Which of the lines below contain the string "undefined"? Pull each one out of the data.

_TASK MATERIAL_:
====

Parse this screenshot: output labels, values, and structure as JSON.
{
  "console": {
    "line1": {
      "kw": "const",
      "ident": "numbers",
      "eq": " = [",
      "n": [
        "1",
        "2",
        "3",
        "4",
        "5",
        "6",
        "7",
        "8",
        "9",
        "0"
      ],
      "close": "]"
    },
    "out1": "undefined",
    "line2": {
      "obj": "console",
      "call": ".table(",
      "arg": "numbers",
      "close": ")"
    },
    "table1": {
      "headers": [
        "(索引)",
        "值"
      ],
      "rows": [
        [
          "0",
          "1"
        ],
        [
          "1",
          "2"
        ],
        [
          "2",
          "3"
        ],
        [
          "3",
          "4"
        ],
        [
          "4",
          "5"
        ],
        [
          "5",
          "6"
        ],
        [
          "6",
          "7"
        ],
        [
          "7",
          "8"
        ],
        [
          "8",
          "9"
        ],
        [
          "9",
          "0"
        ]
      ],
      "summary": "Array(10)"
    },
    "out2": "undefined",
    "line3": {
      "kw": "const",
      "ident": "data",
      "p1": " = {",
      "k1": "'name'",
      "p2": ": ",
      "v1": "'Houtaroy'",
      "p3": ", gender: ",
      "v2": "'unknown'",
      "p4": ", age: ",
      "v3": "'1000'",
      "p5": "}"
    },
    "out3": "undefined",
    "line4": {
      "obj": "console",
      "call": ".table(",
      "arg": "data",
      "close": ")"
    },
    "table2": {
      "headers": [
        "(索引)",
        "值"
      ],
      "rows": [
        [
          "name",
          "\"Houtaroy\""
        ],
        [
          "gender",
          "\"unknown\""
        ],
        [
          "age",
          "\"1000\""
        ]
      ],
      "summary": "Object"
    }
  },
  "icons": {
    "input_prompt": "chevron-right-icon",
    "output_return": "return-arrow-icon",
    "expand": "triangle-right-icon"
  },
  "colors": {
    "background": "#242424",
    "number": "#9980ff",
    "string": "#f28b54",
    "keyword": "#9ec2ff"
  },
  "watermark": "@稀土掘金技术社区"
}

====

_REPLY_:
    "out1": "undefined",
    "out2": "undefined",
    "out3": "undefined",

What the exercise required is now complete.